Senior Advocate Guru Krishna Kumar, appeared on behalf of KMBL, whereas Senior Advocate V. Prakash and S. Prabhakaran appeared on behalf of the Director of the Corporate Debtor (Respondent No.1) and Senior Advocate K.V. Viswanathan, represented M/s Prasad Properties and Investments Pvt. Ltd. (Respondent No.2).
The Supreme Court noted that a judgment is said to be per incuriam when any provision of a statute, rule or regulation is not brought to the notice of the court or if it is inconsistent with previous judgments made by co-ordinate or larger bench and held that "we do not find any inconsistency in the judgment of this Court in the case of Dena Bank (supra) with the earlier judgments of this Court on which reliance is placed by Shri Viswanathan. We find that the contention that the judgment of this Court in the case of Dena Bank (supra) being per incuriam to the statutory provisions and earlier judgments of this Court, is wholly unsustainable."
On the question of whether liability in respect of a claim arising out of a Recovery Certificate would be included within the meaning of the term "financial debt"- the court noted "in clause (8) of Section 5 of the IBC, i.e, the definition clause of the term "financial debt", the words used are "means a debt along with interest, if any, which is disbursed against the consideration for the time value of money and includes"- After referring various judgments the court held that the effect of using the word "includes" would be to enlarge the scope of the statute and further held that Legislature has only given instances, which could be included in the term "financial debt". However, the list is not exhaustive but inclusive.
The Supreme Court after considering the relevant provisions of the IBC afresh held "a liability in respect of a claim arising out of a Recovery Certificate would be a "financial debt" within the meaning of clause (8) of Section 5 of the IBC and a holder of the Recovery Certificate would be a "financial creditor" within the meaning of clause (7) of Section 5 of the IBC."

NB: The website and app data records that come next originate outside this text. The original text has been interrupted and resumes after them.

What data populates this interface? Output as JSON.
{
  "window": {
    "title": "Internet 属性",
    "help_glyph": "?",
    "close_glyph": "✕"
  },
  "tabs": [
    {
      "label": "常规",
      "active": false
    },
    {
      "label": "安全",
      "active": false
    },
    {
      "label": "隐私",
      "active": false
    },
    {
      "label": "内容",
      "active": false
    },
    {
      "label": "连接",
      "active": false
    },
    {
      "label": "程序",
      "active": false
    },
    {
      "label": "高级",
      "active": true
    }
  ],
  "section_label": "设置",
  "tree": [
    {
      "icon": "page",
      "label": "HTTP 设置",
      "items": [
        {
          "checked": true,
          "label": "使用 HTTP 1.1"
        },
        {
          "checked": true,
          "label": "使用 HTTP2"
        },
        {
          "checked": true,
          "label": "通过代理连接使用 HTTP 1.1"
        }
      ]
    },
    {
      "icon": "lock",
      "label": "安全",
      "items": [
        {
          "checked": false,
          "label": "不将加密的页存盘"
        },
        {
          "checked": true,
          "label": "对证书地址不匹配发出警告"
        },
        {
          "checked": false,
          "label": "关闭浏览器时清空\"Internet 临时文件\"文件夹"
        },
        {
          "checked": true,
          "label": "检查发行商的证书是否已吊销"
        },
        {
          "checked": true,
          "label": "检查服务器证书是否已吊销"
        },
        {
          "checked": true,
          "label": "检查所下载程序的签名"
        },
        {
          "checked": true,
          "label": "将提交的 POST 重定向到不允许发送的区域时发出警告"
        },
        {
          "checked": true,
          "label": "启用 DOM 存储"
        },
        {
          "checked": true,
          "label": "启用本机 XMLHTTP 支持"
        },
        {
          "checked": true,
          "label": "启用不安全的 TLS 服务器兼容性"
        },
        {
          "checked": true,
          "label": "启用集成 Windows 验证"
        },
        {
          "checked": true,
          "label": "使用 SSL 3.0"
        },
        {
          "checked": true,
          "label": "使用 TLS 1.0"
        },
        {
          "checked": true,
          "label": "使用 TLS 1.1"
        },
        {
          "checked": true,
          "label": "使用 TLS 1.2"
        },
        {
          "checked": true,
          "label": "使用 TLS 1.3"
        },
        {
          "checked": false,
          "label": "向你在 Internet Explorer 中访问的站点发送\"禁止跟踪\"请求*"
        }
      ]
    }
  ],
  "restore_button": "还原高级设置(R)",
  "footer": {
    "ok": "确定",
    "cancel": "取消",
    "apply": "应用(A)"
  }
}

"a person would be entitled to initiate CIRP within a period of three years from the date on which the Recovery Certificate is issued." the court held further.
Accordingly, the Court allowed the appeal filed by KMBL and set aside the order of NCLAT.